→ PROBLEM TO WORK ON
Every entry needs to be duplicated exactly.

Start of Block

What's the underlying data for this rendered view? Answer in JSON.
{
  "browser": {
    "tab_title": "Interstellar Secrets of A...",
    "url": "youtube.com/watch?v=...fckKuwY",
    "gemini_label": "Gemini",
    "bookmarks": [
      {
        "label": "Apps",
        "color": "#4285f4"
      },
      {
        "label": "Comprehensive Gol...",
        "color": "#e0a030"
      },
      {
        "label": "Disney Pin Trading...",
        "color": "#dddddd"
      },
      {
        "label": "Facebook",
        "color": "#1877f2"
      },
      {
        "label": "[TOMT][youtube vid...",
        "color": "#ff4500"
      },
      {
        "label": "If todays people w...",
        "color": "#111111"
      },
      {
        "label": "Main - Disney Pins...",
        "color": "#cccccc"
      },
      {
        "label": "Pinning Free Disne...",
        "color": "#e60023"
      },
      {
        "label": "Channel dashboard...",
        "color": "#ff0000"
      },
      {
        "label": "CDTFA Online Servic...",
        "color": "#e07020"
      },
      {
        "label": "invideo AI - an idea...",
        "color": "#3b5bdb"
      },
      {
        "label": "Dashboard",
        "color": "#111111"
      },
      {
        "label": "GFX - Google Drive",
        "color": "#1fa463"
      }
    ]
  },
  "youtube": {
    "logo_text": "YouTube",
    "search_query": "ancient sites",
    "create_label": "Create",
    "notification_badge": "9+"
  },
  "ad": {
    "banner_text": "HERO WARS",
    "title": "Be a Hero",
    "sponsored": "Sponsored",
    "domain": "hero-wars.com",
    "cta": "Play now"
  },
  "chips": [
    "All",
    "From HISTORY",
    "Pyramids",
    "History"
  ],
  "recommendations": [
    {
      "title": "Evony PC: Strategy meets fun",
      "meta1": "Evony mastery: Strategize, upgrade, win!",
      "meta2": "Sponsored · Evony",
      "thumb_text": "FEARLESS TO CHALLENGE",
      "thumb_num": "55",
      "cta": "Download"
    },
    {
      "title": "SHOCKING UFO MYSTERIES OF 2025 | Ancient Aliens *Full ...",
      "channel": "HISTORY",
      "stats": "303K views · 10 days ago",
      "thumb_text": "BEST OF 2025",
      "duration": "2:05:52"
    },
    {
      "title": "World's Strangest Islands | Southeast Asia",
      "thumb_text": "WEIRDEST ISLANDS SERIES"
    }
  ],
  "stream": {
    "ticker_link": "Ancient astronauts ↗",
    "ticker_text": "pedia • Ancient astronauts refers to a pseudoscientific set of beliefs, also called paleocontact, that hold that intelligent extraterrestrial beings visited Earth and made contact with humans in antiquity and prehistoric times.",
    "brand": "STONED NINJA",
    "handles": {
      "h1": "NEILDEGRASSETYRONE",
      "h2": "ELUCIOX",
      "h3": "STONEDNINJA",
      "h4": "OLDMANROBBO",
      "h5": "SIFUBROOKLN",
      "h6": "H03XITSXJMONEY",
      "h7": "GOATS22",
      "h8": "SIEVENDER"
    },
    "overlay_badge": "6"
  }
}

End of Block

→ FINISHED EXERCISE
What's the underlying data for this rendered view? Answer in JSON.
{
  "browser": {
    "tab_title": "Interstellar Secrets of A...",
    "url": "youtube.com/watch?v=...fckKuwY",
    "gemini_label": "Gemini",
    "bookmarks": [
      {
        "label": "Apps",
        "color": "#4285f4"
      },
      {
        "label": "Comprehensive Gol...",
        "color": "#e0a030"
      },
      {
        "label": "Disney Pin Trading...",
        "color": "#dddddd"
      },
      {
        "label": "Facebook",
        "color": "#1877f2"
      },
      {
        "label": "[TOMT][youtube vid...",
        "color": "#ff4500"
      },
      {
        "label": "If todays people w...",
        "color": "#111111"
      },
      {
        "label": "Main - Disney Pins...",
        "color": "#cccccc"
      },
      {
        "label": "Pinning Free Disne...",
        "color": "#e60023"
      },
      {
        "label": "Channel dashboard...",
        "color": "#ff0000"
      },
      {
        "label": "CDTFA Online Servic...",
        "color": "#e07020"
      },
      {
        "label": "invideo AI - an idea...",
        "color": "#3b5bdb"
      },
      {
        "label": "Dashboard",
        "color": "#111111"
      },
      {
        "label": "GFX - Google Drive",
        "color": "#1fa463"
      }
    ]
  },
  "youtube": {
    "logo_text": "YouTube",
    "search_query": "ancient sites",
    "create_label": "Create",
    "notification_badge": "9+"
  },
  "ad": {
    "banner_text": "HERO WARS",
    "title": "Be a Hero",
    "sponsored": "Sponsored",
    "domain": "hero-wars.com",
    "cta": "Play now"
  },
  "chips": [
    "All",
    "From HISTORY",
    "Pyramids",
    "History"
  ],
  "recommendations": [
    {
      "title": "Evony PC: Strategy meets fun",
      "meta1": "Evony mastery: Strategize, upgrade, win!",
      "meta2": "Sponsored · Evony",
      "thumb_text": "FEARLESS TO CHALLENGE",
      "thumb_num": "55",
      "cta": "Download"
    },
    {
      "title": "SHOCKING UFO MYSTERIES OF 2025 | Ancient Aliens *Full ...",
      "channel": "HISTORY",
      "stats": "303K views · 10 days ago",
      "thumb_text": "BEST OF 2025",
      "duration": "2:05:52"
    },
    {
      "title": "World's Strangest Islands | Southeast Asia",
      "thumb_text": "WEIRDEST ISLANDS SERIES"
    }
  ],
  "stream": {
    "ticker_link": "Ancient astronauts ↗",
    "ticker_text": "pedia • Ancient astronauts refers to a pseudoscientific set of beliefs, also called paleocontact, that hold that intelligent extraterrestrial beings visited Earth and made contact with humans in antiquity and prehistoric times.",
    "brand": "STONED NINJA",
    "handles": {
      "h1": "NEILDEGRASSETYRONE",
      "h2": "ELUCIOX",
      "h3": "STONEDNINJA",
      "h4": "OLDMANROBBO",
      "h5": "SIFUBROOKLN",
      "h6": "H03XITSXJMONEY",
      "h7": "GOATS22",
      "h8": "SIEVENDER"
    },
    "overlay_badge": "6"
  }
}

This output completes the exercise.